Sony's earlier patent saw the company discuss how to solve errors in synchronisation between newer and older devices, and now we caught wind of yet another patent aiming at backwards compatibility, presumably on PlayStation 5 consoles.
The patent is called Simulation of Legacy Bus Operation for Backwards Compatibility and it was actually filed at the same time as the earlier one, but published only several days ago.
Much like the earlier patent, it never specifically states it's for PlayStation 5 but by now, it's all but officially confirmed, not least for the inclusion of PS4's lead architect Mar Cenry in the credits.
As you can guess from the name, it deals with bus operation, i.e. communication between different devices, focusing on the interference issues and how to tackle them in practice.
Sony's patent accurately emulates communication of earlier devices, actively adapting to the needs of any given application and even providing means to adjust bus performance.
Of course, the patent directly leans on the earlier one, which focused on addressing CPU mismatches in emulation. Sony are again relying on controlling performance and matching it to application demands, so all that's left is to see how it works in practice.
By now there's no doubt the mere notion of PlayStation 5 boasting backwards compatibility is mouth-watering. For Sony perhaps doubly so, since it almost automatically secures the purchases of anyone who still has their PlayStation [insert number here] games.
After all, Sony's engineering advances weren't very predecessor-friendly, something for which the company was criticised on more than a single occasion.
Not every console has to feel like waving your past investments goodbye and starting from the top, which is exactly what the past two PlayStation iterations did, but the company finally realises that. Thankfully.
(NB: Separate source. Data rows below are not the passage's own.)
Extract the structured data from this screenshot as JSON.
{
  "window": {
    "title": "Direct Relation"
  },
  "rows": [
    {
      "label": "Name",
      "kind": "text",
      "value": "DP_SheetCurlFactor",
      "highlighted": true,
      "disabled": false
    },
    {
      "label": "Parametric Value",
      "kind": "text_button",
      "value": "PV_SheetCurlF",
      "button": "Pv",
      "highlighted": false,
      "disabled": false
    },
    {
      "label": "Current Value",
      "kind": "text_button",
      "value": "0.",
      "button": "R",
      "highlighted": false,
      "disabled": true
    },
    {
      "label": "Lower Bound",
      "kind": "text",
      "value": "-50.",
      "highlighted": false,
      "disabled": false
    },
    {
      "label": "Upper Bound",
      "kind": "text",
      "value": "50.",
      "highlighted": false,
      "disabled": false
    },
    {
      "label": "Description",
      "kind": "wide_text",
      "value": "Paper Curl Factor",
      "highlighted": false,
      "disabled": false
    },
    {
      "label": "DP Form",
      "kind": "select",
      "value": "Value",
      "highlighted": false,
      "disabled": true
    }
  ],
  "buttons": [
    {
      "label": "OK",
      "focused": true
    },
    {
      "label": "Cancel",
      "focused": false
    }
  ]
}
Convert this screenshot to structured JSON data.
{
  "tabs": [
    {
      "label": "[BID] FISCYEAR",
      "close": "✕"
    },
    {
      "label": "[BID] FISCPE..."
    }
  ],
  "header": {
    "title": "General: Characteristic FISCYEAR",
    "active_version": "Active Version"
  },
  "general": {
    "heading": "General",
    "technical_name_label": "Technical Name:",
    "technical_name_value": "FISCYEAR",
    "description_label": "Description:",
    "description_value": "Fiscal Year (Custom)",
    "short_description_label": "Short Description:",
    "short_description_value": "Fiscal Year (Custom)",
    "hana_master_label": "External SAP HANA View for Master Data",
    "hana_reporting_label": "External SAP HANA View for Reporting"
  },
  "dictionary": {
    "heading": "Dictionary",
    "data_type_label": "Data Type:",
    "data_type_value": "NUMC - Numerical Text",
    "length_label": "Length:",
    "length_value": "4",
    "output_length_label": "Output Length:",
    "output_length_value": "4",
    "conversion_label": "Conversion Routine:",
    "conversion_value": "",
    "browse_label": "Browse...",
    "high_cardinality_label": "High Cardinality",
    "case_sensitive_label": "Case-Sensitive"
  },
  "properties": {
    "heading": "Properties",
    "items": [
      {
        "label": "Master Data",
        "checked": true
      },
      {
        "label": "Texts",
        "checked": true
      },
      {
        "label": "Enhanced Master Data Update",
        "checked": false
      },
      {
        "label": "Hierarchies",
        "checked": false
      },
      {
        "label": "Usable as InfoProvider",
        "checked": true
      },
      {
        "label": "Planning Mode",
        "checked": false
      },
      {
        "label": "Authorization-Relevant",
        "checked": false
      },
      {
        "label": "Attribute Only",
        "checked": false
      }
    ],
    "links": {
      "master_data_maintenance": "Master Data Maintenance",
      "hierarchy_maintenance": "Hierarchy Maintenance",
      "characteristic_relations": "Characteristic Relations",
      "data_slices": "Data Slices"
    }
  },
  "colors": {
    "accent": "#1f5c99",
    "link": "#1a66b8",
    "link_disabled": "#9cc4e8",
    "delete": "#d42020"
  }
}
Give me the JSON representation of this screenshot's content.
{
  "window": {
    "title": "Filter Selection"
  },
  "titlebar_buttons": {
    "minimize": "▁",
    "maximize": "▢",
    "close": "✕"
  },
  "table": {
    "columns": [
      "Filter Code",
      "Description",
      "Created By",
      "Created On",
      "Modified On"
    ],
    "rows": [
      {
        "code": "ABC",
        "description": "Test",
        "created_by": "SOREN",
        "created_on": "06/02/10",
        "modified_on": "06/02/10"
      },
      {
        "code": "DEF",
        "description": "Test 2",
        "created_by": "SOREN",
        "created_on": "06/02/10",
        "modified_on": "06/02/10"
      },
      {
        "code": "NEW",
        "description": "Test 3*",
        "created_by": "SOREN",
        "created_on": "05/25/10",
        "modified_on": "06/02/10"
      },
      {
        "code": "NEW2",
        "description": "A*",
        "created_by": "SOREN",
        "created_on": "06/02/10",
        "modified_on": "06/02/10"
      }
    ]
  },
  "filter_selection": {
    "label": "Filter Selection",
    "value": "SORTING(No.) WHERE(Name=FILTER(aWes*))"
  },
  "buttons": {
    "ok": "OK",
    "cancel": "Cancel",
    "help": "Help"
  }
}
Even though it's never explicitly said that this is PlayStation 5 tech, we'd still recommend you to postpone getting rid of your old physical catalogue, as you might regret it soon.